== PROBLEM STATEMENT ==
Look at each line below and count those with the word "site"; the answer is that number only.

DATA UNDER STUDY below:

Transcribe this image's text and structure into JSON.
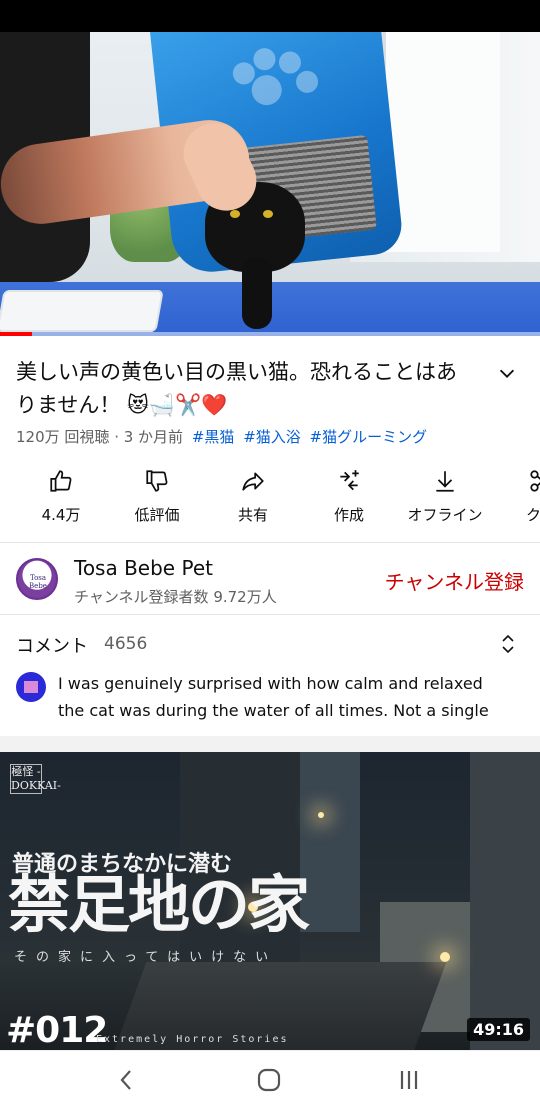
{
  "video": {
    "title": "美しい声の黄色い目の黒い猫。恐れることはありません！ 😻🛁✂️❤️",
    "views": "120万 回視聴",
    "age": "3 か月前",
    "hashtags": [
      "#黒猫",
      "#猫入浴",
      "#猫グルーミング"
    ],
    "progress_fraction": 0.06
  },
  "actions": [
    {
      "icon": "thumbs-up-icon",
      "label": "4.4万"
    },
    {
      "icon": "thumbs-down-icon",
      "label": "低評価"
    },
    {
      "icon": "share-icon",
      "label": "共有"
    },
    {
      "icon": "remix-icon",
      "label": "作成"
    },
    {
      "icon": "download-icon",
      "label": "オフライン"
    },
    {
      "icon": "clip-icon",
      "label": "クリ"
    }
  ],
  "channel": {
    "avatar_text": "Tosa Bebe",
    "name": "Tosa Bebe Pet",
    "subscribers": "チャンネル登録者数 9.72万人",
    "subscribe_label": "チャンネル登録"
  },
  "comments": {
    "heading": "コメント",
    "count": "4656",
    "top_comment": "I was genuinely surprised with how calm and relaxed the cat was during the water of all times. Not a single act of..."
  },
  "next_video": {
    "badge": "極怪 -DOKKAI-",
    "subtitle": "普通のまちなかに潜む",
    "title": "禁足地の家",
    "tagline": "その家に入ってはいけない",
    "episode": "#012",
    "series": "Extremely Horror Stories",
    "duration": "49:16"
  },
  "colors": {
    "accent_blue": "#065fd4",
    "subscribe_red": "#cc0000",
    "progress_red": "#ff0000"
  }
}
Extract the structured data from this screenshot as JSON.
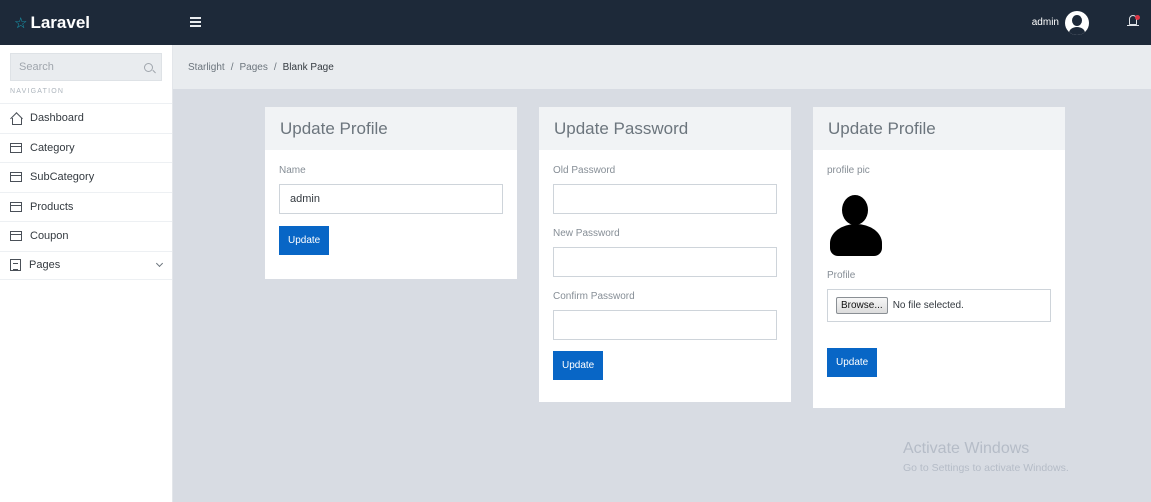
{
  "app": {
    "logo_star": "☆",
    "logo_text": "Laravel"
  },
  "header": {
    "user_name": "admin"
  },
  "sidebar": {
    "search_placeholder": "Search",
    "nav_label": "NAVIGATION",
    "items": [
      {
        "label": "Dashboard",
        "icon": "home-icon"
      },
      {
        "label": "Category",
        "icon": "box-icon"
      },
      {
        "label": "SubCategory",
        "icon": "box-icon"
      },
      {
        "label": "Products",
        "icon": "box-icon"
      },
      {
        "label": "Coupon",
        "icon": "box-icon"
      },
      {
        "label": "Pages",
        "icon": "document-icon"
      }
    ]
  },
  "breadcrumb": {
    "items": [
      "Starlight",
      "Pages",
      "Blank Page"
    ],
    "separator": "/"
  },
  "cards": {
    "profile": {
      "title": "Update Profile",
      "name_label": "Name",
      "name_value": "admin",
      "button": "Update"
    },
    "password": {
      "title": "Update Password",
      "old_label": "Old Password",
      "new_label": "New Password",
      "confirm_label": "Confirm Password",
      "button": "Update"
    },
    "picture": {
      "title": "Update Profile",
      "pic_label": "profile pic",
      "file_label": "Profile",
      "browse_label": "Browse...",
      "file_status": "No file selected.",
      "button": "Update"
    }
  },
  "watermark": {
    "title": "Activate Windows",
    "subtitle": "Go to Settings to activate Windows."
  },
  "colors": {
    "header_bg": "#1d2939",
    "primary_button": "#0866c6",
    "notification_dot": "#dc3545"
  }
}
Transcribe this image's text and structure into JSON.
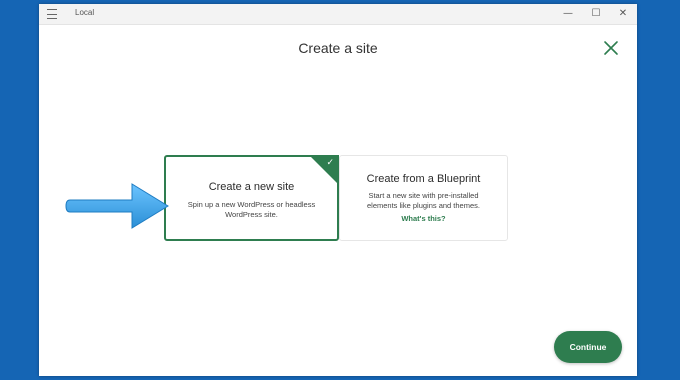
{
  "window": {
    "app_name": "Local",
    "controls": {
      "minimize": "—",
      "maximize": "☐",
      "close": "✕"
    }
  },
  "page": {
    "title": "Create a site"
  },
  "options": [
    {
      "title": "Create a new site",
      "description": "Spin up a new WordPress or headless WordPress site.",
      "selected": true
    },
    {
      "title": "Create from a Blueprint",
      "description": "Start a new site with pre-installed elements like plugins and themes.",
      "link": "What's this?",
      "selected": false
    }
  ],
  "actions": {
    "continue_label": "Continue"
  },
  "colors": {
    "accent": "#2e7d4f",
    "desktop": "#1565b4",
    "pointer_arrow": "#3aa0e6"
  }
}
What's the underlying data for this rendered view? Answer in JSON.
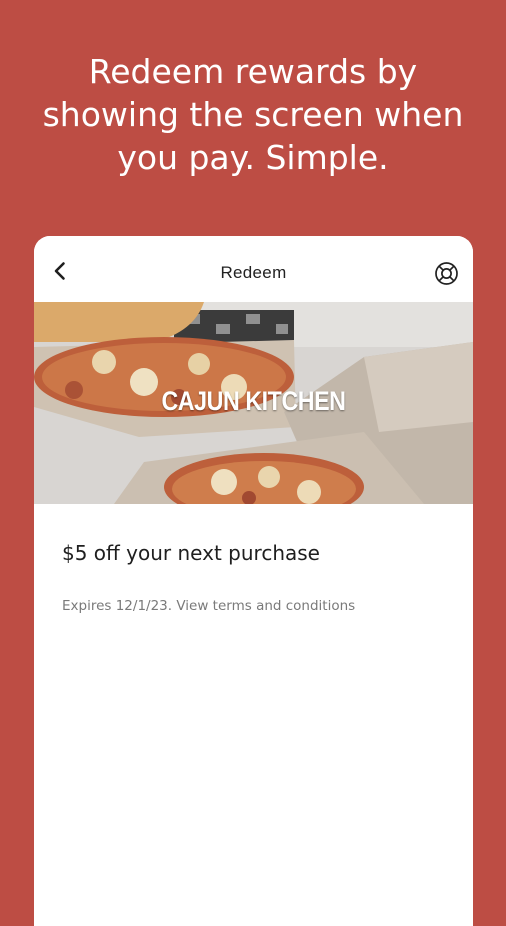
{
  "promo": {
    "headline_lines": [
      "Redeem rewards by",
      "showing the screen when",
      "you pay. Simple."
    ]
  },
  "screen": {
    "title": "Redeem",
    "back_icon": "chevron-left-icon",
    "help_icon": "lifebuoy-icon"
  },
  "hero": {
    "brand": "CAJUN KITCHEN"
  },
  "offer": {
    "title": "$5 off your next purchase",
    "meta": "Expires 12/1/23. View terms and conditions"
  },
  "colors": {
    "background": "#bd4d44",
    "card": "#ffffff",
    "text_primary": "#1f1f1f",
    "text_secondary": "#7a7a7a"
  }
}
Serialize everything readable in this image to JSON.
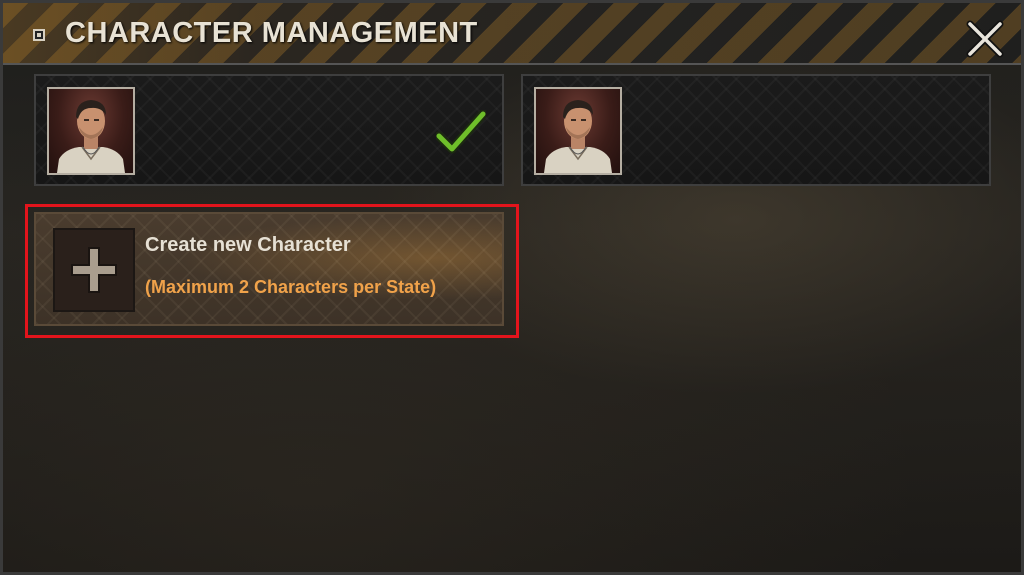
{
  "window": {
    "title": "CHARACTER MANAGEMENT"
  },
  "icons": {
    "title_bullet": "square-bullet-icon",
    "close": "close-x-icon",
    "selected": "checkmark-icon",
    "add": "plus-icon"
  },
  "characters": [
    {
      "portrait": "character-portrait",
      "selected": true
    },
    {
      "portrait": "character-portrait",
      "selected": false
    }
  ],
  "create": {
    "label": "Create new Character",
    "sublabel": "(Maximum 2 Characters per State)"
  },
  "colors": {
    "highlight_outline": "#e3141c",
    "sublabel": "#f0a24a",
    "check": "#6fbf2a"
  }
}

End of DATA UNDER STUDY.

== ANSWER BELOW ==
4